Muscle Mustangs & Fast FordsNews & Views
You Can Help Pre-1981 California Cars to Become Smog-Exempt and Here’s How
Act Now! Support SB 1239
Overview: Legislation (SB 1239) has been reintroduced in the California Senate by Sen. Ted Gaines to exempt all motor vehicles prior to the 1981 model year from the emissions inspection requirement. Current law requires the lifetime testing of all 1976 and newer model-year vehicles. The bill will be considered in the Senate Transportation and Housing Committee.
No question about it, California is where custom car culture began. The California auto industry’s contribution to the state is major, creating employment for citizens and leading the world in automotive lifestyle and design.
It’s a little-known fact outside of SEMA member manufacturers that despite an exodus of industry in general from California, numerous automotive aftermarket companies still reside in the state. Just to mention a few: Hedman Hedders, Coker Tire, Classic Performance Products, Currie Enterprises, Edelbrock. The list extends to provision industries such as auto upholstery, paint and body shops, and machine shops. Increasing the pool of California’s fleet of collector vehicles eligible for a smog test exemption will ensure that these companies survive and keep Californians employed.
It is not only automotive enthusiasts who will benefit from SB 1239 becoming law. Sen. Robert Wieckowski, a Democrat from the 10th District known for his “Made in California Job Initiative,” says that expanding the cutoff date to include slightly newer cars would mean more jobs for Californians.

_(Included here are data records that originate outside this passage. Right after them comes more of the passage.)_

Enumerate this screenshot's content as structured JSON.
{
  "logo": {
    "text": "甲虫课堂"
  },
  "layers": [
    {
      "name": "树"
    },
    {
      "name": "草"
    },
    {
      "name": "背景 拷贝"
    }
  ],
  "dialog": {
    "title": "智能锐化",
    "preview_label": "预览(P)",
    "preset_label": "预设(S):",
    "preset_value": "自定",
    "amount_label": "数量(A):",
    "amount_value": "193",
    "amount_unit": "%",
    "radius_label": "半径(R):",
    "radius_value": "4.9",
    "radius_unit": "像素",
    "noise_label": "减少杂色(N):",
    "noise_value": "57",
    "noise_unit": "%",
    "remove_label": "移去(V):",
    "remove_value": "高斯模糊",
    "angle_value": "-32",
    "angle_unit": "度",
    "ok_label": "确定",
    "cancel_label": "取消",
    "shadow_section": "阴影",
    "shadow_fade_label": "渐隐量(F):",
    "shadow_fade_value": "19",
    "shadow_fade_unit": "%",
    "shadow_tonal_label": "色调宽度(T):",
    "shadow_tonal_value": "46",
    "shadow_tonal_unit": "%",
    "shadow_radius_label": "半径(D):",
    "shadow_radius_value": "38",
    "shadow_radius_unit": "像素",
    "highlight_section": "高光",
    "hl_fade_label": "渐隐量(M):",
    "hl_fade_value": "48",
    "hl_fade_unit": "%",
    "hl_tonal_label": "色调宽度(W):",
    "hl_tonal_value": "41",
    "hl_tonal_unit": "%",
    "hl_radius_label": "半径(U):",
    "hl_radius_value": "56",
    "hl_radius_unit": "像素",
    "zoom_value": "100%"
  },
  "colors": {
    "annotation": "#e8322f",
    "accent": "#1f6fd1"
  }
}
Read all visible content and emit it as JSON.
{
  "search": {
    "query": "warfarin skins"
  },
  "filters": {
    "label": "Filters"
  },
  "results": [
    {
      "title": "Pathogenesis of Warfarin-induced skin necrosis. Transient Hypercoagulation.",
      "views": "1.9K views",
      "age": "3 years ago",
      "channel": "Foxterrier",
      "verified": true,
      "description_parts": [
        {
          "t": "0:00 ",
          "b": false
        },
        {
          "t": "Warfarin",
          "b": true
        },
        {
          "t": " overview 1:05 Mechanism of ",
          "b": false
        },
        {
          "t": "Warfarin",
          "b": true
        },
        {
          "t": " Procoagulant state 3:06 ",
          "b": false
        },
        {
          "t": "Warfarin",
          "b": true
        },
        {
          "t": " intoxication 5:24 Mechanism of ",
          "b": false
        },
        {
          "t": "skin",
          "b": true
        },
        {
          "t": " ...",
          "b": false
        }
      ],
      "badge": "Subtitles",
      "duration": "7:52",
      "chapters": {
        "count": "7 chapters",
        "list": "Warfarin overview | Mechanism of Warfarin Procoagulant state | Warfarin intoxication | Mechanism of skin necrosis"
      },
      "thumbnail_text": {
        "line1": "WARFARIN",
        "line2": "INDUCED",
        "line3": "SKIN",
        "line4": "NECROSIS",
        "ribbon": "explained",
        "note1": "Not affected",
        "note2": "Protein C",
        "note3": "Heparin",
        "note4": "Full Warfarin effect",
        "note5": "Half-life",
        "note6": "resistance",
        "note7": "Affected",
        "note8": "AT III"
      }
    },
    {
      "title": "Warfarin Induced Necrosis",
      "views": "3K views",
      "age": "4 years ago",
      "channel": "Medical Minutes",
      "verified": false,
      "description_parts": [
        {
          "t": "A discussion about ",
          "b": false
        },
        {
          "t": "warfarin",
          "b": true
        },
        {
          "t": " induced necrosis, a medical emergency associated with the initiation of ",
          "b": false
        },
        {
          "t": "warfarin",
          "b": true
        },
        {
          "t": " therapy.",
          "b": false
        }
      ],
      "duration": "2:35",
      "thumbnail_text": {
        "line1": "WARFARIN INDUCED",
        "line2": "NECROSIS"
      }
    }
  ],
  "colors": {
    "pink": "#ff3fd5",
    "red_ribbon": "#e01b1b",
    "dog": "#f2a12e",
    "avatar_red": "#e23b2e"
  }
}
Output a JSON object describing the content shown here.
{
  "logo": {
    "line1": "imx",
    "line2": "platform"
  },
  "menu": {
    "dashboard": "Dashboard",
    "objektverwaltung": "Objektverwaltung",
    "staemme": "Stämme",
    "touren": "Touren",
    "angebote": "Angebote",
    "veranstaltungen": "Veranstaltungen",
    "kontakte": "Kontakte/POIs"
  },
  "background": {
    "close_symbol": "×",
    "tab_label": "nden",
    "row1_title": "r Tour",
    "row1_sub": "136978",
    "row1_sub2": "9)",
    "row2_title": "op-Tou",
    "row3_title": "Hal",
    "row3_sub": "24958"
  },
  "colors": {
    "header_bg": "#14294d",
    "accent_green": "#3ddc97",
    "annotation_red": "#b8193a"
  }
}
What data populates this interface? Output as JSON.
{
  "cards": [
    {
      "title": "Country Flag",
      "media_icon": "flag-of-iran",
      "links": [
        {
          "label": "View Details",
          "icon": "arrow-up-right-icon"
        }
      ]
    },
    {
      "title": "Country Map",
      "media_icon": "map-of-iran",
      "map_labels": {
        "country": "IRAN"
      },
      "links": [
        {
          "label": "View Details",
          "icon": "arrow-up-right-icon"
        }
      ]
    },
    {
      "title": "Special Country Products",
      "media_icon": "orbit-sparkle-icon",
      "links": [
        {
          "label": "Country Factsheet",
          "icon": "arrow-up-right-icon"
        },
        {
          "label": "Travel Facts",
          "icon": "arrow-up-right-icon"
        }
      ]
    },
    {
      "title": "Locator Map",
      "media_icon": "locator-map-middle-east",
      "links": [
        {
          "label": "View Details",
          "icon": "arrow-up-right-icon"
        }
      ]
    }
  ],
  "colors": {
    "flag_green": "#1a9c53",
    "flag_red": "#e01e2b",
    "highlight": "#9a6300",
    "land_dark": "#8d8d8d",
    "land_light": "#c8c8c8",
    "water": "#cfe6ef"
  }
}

In 2004 California killed the 30-year rolling exemption and froze the year at 1975. We wonder if it ever occurred to CARB or EPA that a great alternative to demanding that obsolete emissions devices are in place would be to test the car and see if it will pass. As most enthusiasts know, modern ignition systems and aftermarket carb replacement fuel injection setups run cleaner.
We challenge CARB and the EPA to a winner-lives, loser-dies duel, where we’ll put any one of our modified vehicles up against a factory stock vehicle with its original-year-correct smog equipment and bet that our cars will produce less emissions, get better gas mileage, and blow their doors off. Here’s how you can help support SB 1239.
Fresh from Northern California’s 1st District via Sacramento, Sen. Ted Gaines’ bill SB 1239 is incredibly exciting news for Californians interested in pursuing the car hobby at entry level on the dollar scale. But you have to act now and request support from the Senate Transportation and Housing Committee by emailing each and every senator on this list and requesting their support. At the very least, please contact the senator listed for your district and ask for his or her support.
You may use the following points in your email message to express your view.
• SB 1239 recognizes the minimal impact of 1976 -1981 vehicles on emissions and air quality. They are almost always driven for weekend pleasure only. It is extremely rare to find a 35- to 40-year-old vehicle used as a commuter car.
• SB 1239 acknowledges that pre-1981 vehicles constitute a minuscule portion of the overall vehicle population and are a poor source from which to look for emissions reduction. Currently California emissions laws mandate that all 35- to 40-year-old vehicles leave 35- to 40-year-old smog device technology in place. Relieved of this burden, California owners of up to 1976 model-year vehicles typically install aftermarket upgrades that increase engine performance and reduce emissions.
• SB 1239 endorses the fact that pre-1981 vehicles are overwhelmingly well maintained and infrequently driven (a fraction of the annual miles a newer vehicle is driven).
• For years, legislators, regulators, and stationary source polluters have felt the heat from failed efforts to meet air quality goals and have looked to older cars as a convenient scapegoat, using false data and inflated annual mileage assumptions to further their case. SB 1239 helps validate the truth. The old car hobby should not continue to carry the burden of past mistakes.
Passing Sen. Ted Gaines’ SB 1239 into law is in the interest of all Californians who want to see job creation and expanded manufacturing in the state, and who want to preserve California’s contribution to automotive culture worldwide. Opening up four more model years for auto hobbyists to choose from and enjoy will have a tremendous and positive effect on California’s economy. Not to mention that enacting SB 1239 will preserve rust-free California cars for residents of the Rust Belt and Europe to ship home and restore.
Contact Lawmakers in the Senate Transportation and Housing Committee
Senator Robert Wieckowski, D–10th District, known for his Made in California Job Initiative
Visit: http://sd10.senate.ca.gov/ to learn more about Senator Wieckowski